Task brief:
Pick out all lines with the word "were" from the records that follow.

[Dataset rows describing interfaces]
▬▬▬▬▬▬

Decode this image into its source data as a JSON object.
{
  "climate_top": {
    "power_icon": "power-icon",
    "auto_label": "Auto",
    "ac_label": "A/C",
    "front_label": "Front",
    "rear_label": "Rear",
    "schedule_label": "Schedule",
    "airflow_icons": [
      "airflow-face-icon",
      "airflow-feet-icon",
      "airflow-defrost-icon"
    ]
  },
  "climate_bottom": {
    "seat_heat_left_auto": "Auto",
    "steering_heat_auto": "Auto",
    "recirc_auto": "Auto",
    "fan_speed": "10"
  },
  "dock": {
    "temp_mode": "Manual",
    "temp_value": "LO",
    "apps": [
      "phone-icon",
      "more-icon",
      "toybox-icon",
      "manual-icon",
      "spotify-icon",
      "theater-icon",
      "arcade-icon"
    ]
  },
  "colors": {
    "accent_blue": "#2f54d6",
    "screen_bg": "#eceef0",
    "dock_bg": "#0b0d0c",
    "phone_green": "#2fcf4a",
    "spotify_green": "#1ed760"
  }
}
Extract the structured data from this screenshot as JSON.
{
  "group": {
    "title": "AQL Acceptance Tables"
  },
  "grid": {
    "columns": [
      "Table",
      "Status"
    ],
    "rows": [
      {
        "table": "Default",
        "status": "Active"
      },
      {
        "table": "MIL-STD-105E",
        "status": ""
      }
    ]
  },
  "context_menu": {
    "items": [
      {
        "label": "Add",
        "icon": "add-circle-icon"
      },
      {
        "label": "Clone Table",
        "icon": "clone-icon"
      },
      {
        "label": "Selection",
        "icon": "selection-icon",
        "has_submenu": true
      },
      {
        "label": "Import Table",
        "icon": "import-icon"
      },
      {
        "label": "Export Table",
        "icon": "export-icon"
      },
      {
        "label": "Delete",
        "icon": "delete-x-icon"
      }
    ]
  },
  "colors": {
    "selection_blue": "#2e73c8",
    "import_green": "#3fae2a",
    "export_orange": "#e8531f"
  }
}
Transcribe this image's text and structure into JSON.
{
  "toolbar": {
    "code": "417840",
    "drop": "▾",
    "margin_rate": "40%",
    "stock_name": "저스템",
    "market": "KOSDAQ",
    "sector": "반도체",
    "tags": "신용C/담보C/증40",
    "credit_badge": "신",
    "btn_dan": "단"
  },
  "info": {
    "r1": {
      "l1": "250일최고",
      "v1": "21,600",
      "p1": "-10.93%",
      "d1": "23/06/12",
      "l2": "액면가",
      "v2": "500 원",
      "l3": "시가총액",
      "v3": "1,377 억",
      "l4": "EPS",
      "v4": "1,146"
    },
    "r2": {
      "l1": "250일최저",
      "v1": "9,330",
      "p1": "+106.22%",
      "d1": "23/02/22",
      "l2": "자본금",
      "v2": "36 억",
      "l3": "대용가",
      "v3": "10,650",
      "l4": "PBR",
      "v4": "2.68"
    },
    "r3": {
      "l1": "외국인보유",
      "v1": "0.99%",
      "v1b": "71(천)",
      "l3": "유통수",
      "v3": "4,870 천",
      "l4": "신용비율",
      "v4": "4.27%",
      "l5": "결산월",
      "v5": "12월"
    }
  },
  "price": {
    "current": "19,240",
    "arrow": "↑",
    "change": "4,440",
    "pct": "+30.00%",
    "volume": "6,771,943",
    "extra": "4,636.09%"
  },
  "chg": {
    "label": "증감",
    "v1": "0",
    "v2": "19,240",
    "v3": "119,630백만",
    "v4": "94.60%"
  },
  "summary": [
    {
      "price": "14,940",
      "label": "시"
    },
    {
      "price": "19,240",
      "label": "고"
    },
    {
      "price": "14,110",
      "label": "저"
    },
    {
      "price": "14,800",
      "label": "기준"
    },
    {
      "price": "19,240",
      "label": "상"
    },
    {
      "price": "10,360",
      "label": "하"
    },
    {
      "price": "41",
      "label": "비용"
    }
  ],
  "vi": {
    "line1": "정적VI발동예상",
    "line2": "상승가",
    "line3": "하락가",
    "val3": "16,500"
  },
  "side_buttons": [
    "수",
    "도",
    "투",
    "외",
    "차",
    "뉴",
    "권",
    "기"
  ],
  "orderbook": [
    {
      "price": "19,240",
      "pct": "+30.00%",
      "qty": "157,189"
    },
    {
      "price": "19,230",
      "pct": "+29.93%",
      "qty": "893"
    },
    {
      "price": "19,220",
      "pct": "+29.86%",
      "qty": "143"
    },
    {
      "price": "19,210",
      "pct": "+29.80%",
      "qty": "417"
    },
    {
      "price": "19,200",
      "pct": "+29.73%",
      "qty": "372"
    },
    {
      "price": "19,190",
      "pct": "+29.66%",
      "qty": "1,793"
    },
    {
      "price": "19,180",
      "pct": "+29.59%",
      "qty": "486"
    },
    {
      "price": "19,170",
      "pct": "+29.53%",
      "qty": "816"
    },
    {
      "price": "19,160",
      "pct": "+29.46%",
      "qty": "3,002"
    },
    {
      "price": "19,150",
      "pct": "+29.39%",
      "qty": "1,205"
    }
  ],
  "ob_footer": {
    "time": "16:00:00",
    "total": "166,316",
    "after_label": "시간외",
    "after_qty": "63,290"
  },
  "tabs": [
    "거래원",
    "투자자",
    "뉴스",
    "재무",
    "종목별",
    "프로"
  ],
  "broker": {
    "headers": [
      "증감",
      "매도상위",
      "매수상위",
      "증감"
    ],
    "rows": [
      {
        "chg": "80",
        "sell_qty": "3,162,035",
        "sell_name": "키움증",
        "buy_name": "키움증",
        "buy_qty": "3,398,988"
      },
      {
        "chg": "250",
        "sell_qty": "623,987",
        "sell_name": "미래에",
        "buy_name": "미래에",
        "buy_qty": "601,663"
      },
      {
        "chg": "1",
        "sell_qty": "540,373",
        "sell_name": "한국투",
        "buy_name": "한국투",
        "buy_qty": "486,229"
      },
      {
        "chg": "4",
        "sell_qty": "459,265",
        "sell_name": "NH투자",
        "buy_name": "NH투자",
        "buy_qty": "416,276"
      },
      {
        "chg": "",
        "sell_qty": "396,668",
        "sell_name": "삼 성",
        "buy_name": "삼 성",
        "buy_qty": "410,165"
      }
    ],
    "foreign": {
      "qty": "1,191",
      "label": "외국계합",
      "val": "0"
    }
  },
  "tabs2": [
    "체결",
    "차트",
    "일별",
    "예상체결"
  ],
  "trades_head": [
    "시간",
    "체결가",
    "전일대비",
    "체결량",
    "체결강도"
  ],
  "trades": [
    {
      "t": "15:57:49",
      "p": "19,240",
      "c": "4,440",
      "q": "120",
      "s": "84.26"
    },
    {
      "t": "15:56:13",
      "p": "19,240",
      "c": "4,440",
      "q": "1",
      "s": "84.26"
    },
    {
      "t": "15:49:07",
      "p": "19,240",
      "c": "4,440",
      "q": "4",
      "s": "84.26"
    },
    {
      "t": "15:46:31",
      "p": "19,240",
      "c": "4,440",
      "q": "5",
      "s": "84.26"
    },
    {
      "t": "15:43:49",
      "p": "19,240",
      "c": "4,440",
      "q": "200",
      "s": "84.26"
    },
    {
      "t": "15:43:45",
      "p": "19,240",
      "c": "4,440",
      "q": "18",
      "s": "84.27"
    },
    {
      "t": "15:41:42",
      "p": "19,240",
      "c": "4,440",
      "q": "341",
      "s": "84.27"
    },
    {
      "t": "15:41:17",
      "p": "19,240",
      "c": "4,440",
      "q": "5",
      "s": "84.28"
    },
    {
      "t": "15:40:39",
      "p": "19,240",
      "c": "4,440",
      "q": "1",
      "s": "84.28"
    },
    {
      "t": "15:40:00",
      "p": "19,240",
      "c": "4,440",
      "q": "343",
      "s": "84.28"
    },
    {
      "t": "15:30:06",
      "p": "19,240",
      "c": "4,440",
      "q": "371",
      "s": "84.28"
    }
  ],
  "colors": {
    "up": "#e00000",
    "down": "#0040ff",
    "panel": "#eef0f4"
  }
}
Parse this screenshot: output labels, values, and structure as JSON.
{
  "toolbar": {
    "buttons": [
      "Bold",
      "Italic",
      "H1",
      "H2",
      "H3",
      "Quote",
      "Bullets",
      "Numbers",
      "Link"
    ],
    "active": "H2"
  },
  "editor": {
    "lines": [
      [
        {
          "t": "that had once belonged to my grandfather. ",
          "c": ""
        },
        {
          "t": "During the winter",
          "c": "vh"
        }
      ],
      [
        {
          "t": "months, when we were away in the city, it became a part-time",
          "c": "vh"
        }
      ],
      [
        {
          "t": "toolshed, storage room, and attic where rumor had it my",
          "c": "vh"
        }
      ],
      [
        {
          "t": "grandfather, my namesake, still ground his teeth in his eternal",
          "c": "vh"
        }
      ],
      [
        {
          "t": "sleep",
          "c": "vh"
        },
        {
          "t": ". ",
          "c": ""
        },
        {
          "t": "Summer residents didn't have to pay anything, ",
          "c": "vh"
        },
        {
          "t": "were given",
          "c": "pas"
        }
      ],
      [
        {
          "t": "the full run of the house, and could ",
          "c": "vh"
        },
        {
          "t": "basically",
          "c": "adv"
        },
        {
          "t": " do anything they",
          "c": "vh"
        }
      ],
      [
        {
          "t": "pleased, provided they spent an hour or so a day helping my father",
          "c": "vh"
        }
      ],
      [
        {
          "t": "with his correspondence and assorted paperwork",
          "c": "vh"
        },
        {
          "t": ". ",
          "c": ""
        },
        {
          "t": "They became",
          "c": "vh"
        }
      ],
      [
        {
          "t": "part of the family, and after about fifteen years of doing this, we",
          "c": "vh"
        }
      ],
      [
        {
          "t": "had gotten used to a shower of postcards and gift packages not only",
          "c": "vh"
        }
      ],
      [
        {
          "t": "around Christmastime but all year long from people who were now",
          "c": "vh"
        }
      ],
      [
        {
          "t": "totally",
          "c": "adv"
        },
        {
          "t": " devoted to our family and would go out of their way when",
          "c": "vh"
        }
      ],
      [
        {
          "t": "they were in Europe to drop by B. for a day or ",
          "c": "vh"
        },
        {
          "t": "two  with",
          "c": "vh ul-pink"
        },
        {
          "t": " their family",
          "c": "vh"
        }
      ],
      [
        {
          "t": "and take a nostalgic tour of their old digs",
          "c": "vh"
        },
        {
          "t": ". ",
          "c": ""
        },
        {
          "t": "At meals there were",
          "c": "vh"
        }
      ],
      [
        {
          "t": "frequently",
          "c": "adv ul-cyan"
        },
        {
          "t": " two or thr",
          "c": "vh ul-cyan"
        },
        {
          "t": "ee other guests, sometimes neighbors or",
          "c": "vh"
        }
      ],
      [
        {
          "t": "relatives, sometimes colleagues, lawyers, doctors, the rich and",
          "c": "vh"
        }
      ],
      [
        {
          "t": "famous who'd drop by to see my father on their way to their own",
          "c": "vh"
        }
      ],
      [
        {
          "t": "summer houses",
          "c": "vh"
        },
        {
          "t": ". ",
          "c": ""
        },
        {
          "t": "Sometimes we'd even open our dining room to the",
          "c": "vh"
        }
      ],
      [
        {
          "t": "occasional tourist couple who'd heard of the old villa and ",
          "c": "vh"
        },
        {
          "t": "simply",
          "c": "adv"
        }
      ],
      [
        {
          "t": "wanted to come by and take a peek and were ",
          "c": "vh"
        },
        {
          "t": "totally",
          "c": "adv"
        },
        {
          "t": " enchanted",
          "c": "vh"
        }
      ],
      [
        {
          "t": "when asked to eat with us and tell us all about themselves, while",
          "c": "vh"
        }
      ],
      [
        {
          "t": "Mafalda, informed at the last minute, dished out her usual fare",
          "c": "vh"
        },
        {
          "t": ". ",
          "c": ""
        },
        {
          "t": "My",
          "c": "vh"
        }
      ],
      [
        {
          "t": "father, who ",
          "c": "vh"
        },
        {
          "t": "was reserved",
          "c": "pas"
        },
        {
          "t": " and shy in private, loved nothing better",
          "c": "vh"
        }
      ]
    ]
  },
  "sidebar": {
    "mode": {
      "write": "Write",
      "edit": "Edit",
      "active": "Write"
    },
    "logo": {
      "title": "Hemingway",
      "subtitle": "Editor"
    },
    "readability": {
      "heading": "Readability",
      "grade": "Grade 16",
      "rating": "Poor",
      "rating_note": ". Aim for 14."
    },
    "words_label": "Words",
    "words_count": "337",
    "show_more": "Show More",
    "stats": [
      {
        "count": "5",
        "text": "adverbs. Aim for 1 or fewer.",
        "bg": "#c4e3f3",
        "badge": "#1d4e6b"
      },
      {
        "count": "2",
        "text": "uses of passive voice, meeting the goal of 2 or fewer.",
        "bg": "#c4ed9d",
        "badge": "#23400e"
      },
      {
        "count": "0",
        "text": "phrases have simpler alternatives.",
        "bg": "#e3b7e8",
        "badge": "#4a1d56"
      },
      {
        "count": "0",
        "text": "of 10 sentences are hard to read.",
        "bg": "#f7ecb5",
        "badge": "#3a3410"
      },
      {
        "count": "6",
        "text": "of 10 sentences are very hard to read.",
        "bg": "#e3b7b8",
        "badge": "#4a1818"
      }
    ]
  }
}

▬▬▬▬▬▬

Solution to this exercise:
          "t": "months, when we were away in the city, it became a part-time",
          "t": "were given",
          "t": "around Christmastime but all year long from people who were now",
          "t": "they were in Europe to drop by B. for a day or ",
          "t": "At meals there were",
          "t": "wanted to come by and take a peek and were ",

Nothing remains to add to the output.